**Source records:**

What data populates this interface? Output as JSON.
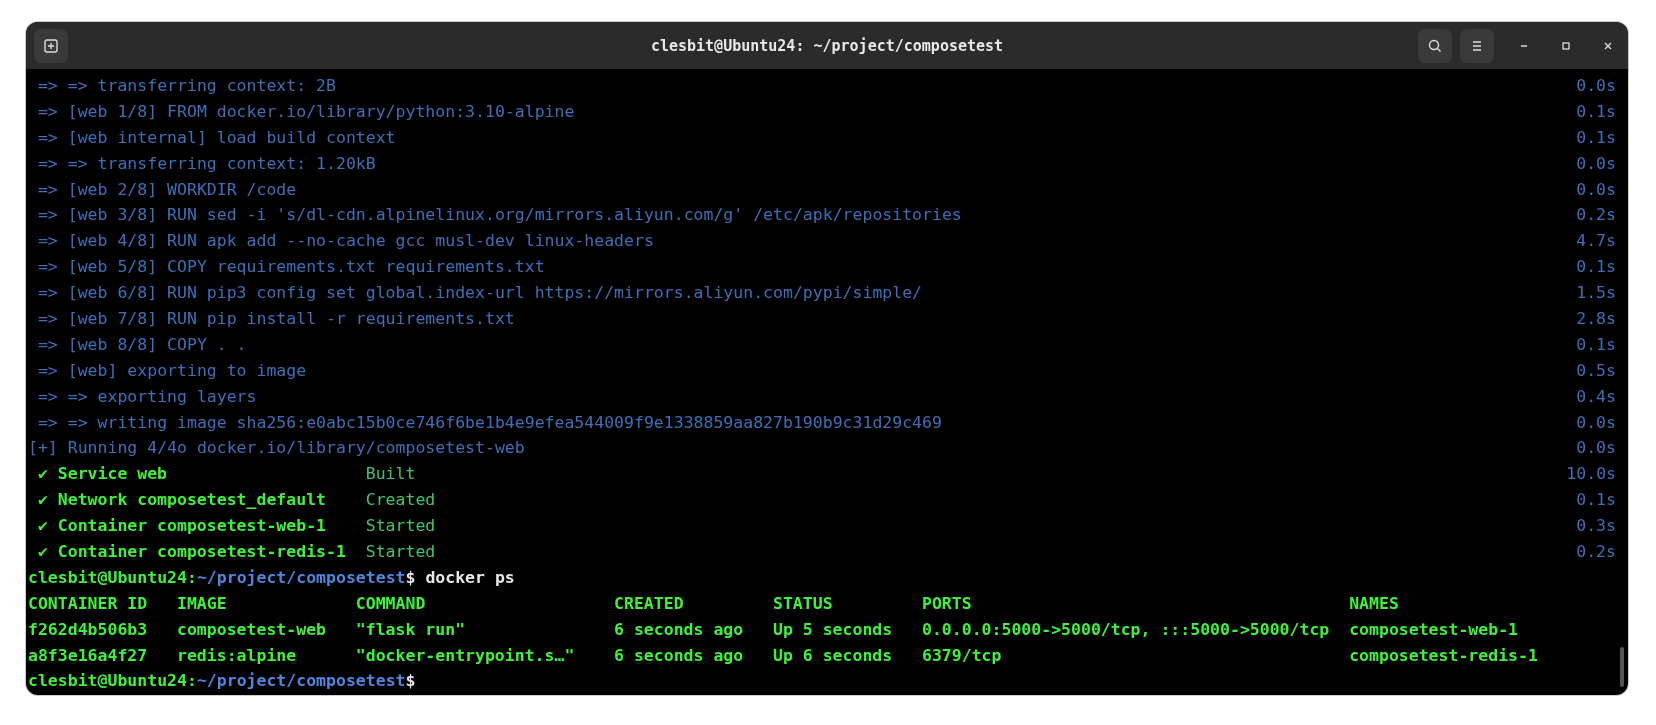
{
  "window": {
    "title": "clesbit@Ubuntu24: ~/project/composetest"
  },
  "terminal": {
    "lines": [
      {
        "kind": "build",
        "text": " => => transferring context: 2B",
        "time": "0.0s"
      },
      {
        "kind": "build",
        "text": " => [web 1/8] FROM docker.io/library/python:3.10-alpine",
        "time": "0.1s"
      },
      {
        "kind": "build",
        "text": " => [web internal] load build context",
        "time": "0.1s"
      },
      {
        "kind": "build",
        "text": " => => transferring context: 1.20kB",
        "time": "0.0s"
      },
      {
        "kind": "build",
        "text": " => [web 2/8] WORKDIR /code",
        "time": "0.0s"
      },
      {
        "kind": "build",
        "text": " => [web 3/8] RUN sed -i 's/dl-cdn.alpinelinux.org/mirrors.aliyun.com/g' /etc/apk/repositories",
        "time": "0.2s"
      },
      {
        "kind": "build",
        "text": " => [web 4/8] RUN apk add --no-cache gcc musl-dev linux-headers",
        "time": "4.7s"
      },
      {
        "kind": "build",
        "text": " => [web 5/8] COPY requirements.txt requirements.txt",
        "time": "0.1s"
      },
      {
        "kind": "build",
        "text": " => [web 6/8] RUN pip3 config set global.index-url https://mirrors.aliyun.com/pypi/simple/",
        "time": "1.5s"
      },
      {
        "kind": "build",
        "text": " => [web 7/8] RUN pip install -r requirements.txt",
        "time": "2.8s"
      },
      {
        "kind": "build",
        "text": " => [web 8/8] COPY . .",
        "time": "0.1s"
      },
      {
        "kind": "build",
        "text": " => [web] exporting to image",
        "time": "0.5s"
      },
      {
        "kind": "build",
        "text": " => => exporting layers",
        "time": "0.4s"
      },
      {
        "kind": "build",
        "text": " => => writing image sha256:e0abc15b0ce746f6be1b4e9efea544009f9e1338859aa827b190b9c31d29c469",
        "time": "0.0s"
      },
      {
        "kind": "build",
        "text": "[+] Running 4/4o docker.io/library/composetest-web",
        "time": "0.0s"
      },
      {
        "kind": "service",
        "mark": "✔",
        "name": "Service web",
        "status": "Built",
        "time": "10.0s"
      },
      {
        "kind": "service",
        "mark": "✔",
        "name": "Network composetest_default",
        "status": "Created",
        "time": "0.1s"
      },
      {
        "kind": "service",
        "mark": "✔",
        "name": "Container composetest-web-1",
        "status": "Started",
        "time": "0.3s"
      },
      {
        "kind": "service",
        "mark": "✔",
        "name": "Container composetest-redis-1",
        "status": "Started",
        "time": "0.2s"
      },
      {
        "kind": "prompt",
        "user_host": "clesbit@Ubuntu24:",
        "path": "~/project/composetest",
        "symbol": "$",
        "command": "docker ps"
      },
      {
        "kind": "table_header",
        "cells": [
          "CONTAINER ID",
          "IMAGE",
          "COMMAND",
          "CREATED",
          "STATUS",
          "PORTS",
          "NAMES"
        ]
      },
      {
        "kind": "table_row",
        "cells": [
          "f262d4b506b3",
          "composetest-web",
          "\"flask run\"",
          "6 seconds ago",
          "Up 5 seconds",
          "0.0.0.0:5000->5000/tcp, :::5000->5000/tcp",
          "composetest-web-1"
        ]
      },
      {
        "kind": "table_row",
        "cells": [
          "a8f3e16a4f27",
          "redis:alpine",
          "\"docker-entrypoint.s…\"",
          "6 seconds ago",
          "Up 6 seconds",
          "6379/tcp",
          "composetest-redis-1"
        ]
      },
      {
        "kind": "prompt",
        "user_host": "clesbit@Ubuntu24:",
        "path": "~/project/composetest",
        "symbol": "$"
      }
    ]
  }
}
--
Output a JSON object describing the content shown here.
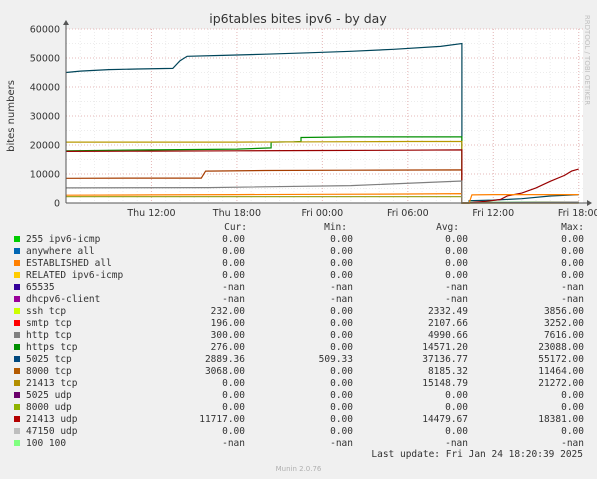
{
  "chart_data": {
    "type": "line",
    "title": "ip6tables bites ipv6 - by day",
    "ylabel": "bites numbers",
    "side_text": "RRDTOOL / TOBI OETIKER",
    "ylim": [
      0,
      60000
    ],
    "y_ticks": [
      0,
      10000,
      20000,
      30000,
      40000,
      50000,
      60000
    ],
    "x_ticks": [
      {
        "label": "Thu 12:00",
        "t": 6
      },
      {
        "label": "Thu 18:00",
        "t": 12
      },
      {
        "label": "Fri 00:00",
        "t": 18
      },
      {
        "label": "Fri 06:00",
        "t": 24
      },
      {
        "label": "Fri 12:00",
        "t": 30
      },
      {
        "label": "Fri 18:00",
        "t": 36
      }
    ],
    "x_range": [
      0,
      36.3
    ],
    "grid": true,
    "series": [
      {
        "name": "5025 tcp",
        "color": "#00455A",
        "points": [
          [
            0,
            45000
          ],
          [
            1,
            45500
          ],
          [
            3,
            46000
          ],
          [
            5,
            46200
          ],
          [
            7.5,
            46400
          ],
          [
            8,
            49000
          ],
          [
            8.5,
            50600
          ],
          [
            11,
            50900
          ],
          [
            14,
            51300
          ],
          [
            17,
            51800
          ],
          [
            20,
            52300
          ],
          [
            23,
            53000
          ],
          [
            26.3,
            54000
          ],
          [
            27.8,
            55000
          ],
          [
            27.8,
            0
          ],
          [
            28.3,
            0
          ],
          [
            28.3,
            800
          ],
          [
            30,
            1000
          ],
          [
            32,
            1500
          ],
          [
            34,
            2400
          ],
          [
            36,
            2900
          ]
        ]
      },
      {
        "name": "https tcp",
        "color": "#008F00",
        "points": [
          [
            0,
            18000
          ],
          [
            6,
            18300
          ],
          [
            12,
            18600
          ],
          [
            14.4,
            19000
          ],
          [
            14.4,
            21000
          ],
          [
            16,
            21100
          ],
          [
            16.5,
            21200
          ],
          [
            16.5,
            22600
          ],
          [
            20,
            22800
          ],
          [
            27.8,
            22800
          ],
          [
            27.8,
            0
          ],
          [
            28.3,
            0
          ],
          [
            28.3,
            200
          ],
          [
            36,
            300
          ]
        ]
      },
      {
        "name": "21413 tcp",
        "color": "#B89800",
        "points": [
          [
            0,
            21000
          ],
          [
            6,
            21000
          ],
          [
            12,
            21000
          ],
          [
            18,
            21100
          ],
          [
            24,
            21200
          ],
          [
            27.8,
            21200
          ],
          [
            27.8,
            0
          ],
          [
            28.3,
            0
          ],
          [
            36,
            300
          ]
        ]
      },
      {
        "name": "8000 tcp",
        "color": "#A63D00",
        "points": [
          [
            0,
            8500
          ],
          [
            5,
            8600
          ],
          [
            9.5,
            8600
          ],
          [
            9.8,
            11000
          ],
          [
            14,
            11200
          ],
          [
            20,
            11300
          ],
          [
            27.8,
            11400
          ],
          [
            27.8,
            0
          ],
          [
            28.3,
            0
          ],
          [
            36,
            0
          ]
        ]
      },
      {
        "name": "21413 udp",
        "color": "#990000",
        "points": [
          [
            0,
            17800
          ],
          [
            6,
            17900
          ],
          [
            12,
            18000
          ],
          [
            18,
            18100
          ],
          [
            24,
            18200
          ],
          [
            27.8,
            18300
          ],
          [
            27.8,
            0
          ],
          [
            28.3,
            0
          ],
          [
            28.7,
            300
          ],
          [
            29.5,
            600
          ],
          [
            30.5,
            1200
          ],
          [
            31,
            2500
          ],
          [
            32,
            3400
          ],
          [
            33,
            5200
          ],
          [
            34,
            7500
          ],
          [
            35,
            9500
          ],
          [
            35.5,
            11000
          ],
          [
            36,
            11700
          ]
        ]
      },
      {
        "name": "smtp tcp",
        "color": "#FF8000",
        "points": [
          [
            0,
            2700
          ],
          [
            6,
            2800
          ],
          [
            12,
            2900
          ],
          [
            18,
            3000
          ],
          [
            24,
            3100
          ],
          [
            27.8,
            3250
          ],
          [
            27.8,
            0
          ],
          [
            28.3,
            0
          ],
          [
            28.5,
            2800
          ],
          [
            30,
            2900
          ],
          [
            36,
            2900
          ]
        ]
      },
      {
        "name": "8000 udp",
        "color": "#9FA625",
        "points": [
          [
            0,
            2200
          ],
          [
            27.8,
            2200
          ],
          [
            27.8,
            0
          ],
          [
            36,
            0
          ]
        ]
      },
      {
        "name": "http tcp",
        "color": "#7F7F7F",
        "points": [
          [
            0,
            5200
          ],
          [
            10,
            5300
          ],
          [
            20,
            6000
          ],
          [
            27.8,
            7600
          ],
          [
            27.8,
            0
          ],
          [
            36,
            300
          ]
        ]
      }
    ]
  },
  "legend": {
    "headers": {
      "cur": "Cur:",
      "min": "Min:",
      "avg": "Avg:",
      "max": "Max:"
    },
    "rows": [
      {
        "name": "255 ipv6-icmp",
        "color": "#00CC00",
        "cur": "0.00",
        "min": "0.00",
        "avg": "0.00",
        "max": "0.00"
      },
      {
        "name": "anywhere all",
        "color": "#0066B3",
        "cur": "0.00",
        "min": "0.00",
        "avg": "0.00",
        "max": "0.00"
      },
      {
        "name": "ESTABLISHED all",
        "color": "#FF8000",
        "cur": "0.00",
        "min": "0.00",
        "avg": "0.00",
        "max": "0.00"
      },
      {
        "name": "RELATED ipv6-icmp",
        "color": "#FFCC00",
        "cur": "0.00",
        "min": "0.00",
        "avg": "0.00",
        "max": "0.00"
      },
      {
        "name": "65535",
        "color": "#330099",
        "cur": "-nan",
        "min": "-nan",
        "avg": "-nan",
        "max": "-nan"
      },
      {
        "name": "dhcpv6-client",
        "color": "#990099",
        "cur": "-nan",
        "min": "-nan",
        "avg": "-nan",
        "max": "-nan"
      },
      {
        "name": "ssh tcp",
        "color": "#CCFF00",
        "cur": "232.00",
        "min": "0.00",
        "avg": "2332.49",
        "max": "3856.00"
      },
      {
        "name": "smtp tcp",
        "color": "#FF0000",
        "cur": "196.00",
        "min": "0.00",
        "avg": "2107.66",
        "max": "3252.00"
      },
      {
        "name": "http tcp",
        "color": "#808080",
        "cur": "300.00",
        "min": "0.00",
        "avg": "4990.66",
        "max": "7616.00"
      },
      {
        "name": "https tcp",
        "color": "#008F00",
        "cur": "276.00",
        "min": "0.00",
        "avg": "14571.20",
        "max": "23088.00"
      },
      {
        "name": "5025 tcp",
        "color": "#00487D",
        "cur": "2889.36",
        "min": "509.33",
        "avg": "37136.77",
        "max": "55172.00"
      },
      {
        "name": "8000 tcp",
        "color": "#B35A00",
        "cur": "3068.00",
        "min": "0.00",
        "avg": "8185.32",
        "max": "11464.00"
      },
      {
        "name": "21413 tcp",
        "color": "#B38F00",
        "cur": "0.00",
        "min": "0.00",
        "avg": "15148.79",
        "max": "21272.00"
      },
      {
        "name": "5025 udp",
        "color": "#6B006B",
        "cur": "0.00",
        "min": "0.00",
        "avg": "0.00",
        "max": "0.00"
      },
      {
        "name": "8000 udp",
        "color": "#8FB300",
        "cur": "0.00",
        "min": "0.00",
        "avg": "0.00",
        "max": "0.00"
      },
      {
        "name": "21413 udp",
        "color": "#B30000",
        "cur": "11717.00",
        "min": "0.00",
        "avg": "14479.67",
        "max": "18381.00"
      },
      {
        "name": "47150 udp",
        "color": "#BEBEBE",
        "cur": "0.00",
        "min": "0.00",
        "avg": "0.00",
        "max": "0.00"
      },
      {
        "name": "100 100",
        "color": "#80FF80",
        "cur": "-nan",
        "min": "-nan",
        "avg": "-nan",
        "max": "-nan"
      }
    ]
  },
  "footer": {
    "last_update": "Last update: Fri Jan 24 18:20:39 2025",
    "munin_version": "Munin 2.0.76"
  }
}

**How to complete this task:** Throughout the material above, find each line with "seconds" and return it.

**Expected output:**
          "6 seconds ago",
          "Up 5 seconds",
          "6 seconds ago",
          "Up 6 seconds",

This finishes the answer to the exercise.